EXTRACTED MATERIAL:
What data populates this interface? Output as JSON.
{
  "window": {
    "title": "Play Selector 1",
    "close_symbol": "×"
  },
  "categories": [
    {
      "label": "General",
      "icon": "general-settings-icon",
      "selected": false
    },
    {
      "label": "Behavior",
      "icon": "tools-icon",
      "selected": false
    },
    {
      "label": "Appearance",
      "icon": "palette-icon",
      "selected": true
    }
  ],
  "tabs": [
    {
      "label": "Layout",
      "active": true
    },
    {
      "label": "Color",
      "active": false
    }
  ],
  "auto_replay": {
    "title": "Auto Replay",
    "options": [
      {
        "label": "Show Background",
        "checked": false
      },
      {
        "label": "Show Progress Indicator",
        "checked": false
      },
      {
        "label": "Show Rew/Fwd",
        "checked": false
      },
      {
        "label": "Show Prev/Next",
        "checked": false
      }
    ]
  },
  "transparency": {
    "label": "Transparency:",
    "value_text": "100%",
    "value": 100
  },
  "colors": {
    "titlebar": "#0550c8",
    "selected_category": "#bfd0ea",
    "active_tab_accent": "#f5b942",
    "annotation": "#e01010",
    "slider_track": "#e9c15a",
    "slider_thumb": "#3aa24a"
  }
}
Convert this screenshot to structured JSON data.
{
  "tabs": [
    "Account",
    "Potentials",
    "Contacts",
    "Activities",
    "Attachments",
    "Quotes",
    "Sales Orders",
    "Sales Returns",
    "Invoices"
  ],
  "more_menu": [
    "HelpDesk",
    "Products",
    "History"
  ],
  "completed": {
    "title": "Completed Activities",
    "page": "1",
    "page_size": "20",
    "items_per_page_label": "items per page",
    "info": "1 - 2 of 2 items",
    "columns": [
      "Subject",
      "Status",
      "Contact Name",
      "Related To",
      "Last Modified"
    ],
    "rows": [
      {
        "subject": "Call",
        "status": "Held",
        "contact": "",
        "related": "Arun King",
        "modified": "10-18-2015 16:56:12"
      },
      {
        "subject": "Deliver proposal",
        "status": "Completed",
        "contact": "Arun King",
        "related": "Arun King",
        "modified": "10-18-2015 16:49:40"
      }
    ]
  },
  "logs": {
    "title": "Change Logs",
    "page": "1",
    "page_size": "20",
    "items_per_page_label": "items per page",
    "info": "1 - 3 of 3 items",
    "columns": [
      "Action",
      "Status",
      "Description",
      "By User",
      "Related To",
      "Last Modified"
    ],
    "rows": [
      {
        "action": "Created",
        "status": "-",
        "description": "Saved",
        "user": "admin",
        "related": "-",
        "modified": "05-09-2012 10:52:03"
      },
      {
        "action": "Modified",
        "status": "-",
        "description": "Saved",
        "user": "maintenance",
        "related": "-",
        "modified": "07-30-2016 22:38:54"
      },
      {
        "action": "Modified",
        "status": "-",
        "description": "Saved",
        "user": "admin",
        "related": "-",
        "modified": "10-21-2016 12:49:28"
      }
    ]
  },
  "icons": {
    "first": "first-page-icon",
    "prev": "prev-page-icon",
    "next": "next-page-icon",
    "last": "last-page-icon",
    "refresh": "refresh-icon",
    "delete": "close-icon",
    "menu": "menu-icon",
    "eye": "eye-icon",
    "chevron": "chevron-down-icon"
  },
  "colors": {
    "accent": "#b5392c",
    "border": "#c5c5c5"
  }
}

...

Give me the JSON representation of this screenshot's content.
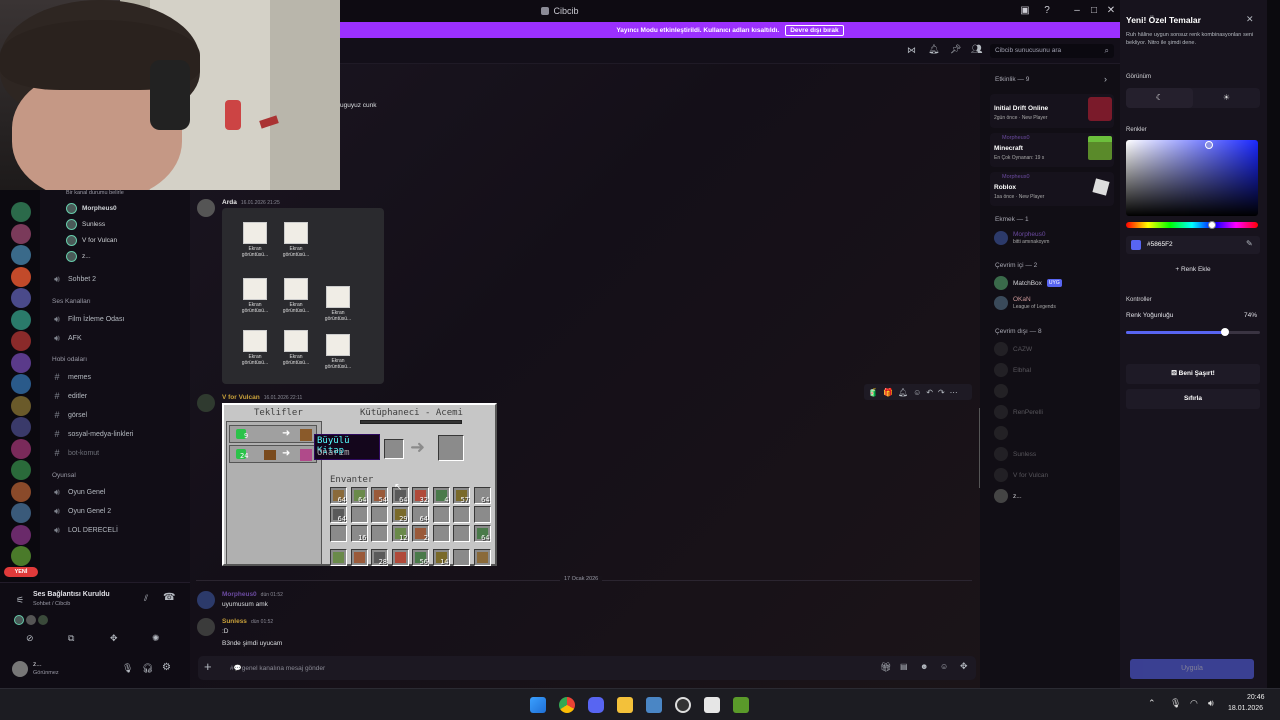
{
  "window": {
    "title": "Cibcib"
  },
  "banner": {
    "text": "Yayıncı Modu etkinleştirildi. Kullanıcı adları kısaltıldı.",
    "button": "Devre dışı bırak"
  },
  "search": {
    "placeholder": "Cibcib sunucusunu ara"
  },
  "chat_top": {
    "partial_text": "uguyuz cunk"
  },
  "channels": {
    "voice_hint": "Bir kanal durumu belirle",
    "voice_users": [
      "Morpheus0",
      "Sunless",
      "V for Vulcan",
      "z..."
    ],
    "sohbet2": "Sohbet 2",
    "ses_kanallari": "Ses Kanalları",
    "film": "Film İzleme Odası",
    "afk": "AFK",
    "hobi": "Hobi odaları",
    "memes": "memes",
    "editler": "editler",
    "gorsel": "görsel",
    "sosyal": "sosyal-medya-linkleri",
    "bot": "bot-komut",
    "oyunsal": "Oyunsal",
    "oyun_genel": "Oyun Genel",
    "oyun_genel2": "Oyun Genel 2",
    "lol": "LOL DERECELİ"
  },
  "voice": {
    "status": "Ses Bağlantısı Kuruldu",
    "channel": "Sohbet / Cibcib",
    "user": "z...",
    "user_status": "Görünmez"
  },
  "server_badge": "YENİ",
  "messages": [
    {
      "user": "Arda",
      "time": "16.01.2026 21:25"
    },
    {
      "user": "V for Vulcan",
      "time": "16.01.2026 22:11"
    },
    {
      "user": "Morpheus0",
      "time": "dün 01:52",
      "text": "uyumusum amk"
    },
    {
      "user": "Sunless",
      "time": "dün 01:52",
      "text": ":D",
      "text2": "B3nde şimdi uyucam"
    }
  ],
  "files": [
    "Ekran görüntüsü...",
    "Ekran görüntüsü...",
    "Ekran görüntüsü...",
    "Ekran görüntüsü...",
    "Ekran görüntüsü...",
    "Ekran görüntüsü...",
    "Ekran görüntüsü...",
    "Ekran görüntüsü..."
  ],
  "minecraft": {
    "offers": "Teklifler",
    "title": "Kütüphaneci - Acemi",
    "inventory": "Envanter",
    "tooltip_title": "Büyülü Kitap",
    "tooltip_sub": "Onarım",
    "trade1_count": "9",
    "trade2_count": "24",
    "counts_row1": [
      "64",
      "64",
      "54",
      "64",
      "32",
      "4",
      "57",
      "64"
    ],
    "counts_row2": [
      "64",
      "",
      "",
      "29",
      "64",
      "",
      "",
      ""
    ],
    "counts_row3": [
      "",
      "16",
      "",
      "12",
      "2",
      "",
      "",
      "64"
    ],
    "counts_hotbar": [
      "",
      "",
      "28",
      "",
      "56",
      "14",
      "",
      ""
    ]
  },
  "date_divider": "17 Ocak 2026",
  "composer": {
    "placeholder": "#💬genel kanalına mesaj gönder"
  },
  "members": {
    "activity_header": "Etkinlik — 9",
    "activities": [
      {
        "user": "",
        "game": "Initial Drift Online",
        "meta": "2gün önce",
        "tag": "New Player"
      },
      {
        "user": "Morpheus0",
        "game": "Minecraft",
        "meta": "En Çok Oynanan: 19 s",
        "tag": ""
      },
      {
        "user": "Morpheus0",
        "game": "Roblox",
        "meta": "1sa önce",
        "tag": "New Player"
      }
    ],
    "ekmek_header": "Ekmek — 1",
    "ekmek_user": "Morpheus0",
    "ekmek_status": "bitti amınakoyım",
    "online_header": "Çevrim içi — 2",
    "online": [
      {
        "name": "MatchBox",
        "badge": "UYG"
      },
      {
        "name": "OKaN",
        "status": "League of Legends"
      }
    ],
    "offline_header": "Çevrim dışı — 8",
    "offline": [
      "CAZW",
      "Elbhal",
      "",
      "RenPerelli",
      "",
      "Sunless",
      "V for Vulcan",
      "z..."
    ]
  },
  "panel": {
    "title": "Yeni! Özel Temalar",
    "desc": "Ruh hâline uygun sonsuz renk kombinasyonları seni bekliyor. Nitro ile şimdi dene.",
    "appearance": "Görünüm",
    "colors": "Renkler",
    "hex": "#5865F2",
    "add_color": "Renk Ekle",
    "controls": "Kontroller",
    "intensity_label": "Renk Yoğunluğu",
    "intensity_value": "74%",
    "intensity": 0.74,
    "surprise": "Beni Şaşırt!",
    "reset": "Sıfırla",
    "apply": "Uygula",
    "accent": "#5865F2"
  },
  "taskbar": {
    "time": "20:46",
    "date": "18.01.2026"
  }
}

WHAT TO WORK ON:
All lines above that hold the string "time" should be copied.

SOLUTION FOR THIS TASK:
      "time": "16.01.2026 21:25"
      "time": "16.01.2026 22:11"
      "time": "dün 01:52",
      "time": "dün 01:52",
    "time": "20:46",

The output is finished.